What is Medicare and who is eligible?
On July 30, 1965, President Lyndon B. Johnson signed the bill that led to the formation of Medicare. The original Medicare program included Part A (Hospital Insurance) and Part B (Medical Insurance), also known as “Original Medicare.” Over the years, Congress has made changes to Medicare benefits and to include many groups of eligibles.
Medicare is a national health insurance for people 65 or older, certain people under 65 with disabilities, and people of any age with End-Stage Renal Disease. Medicare has many moving parts and it is important to understand how they fit together for you.
What are the Parts of Medicare?
Medicare Part A (Hospital Insurance)
Part A covers inpatient hospital stays, skilled nursing facility, hospice care, and some home health care.
Medicare Part B (Medical Insurance)
Part B covers certain doctor services like a specialist visit, outpatient services, durable medical supplies, and preventive services.
Medicare Part C (Medicare Advantage)
These plans are an alternative to Original Medicare (Part A and B). They include Part A, Part B, and usually Part D. Most plans offer benefits that Original Medicare does not cover like routine vision and dental.

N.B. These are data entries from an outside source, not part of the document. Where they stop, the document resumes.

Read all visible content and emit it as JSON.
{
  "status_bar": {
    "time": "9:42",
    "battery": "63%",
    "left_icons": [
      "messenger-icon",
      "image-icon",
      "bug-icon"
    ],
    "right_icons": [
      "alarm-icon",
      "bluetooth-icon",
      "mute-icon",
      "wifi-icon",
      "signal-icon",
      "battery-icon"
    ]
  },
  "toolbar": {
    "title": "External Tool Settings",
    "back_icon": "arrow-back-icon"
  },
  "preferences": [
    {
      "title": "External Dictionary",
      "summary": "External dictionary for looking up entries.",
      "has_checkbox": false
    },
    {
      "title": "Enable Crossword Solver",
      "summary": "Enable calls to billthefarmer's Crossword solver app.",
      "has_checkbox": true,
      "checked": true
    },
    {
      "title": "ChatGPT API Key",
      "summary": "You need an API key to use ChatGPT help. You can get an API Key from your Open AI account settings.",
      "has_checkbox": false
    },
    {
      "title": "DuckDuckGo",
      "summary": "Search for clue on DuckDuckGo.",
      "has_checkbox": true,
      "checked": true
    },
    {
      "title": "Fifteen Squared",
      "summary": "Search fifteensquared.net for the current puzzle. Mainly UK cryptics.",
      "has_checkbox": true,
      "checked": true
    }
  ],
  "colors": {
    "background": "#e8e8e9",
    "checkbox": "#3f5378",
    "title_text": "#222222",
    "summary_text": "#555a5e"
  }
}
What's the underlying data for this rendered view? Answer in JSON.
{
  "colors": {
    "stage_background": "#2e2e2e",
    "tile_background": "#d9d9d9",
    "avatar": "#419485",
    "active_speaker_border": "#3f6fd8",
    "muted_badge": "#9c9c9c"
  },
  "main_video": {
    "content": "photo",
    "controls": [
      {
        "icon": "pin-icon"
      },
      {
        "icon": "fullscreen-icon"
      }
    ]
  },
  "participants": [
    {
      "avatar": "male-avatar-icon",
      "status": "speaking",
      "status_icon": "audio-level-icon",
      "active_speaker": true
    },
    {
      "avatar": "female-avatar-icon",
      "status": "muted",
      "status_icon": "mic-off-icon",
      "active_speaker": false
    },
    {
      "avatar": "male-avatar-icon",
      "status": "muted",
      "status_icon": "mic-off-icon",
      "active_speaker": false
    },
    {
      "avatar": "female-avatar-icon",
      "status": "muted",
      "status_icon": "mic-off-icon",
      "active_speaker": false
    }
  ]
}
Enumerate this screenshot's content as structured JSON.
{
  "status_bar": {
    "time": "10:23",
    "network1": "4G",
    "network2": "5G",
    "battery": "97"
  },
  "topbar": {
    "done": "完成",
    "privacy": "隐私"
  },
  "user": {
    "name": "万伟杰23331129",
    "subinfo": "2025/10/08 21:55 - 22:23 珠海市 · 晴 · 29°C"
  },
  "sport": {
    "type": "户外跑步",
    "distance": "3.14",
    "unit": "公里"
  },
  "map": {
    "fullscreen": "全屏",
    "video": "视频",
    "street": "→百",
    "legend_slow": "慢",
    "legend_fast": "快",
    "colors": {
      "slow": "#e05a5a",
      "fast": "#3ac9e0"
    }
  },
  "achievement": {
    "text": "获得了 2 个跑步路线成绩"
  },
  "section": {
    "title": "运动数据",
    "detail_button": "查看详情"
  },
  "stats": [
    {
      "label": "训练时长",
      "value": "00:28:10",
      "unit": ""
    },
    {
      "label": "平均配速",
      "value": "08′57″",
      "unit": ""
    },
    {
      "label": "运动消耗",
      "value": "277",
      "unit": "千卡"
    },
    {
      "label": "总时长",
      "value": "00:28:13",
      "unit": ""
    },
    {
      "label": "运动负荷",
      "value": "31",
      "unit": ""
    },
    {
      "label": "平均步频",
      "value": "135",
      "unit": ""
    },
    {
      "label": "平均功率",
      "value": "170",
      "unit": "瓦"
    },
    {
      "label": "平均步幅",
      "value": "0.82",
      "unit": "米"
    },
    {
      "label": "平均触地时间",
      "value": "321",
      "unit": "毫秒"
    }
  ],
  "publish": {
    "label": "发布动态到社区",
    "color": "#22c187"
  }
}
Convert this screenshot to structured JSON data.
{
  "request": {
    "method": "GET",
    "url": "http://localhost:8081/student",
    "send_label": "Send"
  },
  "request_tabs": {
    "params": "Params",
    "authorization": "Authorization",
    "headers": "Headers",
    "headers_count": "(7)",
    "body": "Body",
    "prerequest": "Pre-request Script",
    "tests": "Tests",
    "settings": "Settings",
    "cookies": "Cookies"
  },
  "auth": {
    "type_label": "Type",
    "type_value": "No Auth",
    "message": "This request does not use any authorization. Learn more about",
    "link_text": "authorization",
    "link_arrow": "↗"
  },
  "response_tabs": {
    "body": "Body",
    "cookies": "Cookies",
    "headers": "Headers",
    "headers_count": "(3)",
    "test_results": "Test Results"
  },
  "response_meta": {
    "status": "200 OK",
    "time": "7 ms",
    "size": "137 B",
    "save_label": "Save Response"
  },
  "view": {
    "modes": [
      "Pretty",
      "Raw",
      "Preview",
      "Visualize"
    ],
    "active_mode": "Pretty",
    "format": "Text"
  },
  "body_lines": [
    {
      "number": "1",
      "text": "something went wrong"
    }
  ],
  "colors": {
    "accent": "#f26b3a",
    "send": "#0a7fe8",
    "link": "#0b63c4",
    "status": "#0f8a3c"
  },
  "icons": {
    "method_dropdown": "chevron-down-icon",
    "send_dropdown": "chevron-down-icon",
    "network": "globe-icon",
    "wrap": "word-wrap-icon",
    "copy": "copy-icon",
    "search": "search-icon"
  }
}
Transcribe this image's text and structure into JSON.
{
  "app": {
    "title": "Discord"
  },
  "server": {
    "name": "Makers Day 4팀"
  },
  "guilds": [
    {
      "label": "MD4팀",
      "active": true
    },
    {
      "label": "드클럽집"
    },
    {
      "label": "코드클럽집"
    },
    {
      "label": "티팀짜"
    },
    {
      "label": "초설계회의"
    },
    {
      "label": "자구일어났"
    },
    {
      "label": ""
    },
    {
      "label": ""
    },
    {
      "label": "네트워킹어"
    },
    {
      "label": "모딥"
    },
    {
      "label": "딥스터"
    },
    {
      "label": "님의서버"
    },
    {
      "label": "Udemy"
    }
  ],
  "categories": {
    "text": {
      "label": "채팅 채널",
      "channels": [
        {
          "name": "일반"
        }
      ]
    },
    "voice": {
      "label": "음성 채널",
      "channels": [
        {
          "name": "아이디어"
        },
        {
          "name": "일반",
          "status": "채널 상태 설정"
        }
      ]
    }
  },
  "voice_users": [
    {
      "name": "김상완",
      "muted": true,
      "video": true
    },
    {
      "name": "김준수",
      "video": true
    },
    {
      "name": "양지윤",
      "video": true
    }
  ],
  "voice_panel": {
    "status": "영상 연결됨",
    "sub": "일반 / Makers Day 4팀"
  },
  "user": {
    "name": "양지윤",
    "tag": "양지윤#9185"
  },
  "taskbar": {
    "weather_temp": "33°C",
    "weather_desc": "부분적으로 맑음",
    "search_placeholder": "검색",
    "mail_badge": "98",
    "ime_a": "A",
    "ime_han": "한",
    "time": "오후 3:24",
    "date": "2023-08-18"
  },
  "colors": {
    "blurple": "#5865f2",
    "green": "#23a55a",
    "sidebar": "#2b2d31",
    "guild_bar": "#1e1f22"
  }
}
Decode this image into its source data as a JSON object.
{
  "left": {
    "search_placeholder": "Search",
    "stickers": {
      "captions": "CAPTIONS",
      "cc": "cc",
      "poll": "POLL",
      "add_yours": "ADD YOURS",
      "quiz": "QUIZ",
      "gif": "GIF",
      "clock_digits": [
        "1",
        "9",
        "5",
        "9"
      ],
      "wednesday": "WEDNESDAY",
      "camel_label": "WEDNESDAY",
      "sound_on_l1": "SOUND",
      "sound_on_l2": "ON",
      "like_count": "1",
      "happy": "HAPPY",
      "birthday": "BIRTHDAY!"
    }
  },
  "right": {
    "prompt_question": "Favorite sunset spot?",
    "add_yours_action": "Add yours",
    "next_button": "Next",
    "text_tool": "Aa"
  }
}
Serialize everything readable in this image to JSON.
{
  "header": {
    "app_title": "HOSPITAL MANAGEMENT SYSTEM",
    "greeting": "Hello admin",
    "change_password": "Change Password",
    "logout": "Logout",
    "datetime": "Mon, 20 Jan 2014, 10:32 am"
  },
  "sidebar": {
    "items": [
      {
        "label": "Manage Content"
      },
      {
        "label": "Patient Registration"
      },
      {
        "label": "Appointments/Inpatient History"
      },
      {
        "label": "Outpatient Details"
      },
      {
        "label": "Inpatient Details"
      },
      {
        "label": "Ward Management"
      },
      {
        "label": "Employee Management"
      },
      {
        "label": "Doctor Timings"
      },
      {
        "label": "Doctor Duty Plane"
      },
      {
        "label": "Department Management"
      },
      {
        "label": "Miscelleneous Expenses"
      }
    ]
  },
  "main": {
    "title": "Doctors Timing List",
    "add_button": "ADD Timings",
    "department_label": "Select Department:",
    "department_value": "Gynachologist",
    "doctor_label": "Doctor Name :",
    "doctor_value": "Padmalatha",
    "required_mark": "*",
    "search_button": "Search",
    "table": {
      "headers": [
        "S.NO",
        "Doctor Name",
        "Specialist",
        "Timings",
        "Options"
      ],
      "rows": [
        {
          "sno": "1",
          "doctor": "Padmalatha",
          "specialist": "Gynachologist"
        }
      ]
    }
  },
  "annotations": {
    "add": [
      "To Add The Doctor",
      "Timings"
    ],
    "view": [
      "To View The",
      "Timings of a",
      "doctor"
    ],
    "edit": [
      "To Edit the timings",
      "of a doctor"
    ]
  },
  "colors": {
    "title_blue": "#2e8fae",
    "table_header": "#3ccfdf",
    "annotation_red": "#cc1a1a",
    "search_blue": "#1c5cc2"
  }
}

Because of their contract with Medicare, thus being allowed to call themselves “Part C”, the plans must minimally cover what Original Medicare covers and follow Medicare’s coverage rules.
Medicare Part D (prescription drug coverage)
Helps cover the cost of prescription drugs. You can receive these benefits through a Medicare Advantage plan with drug coverage or standalone Medicare drug plan.
When to Enroll
When to enroll depends on your specific situation. If you are already retired (woohoo!), in most cases you want to enroll in Medicare within the 3 months before your 65th birthday, so that your Medicare coverage begins on the 1st of your birthday month. Your Initial Enrollment Period is the seven month window around your 65th birthday. During the entire seven months you can enroll in Medicare, however if you enroll in your birthday month or the three months after, there will be a delay to your Part B Medicare.
If you are already receiving Social Security or Railroad Retirement Benefits, you will be automatically enrolled in Medicare. You’ll get your red, white, and blue Medicare card in the mail about 3 months before your 65th birthday or before your 25th month of receiving disability benefits. If you are fast approaching your birthday month and don’t have your card, call the Social Security Administration to check on the status.
Those eligibles not already receiving Social Security or RR Benefits may enroll in Medicare through Social Security one of three ways:
- Setting up a phone appointment
- Enroll on the Social Security website (in about 15 minutes or less) after you create an account
- Make an appointment or walk into your local Social Security office
After you apply, it will take usually 2 to 4 weeks for your card to arrive, so you should plan to apply several weeks before you need the coverage to begin. And remember, this will enroll you in Medicare Part A and B. If you want to enroll in a Medicare Advantage Plan, Prescription Drug Plan, or Medicare Supplement you can work with a licensed agent (like me!) to help navigate options in your area.
Let’s say you have enrolled into Medicare and have your red, white, and blue card in your hand. What is the next step? Learn more about Medicare Advantage and Medigap plans to see which type of plan may be a good fit for your needs.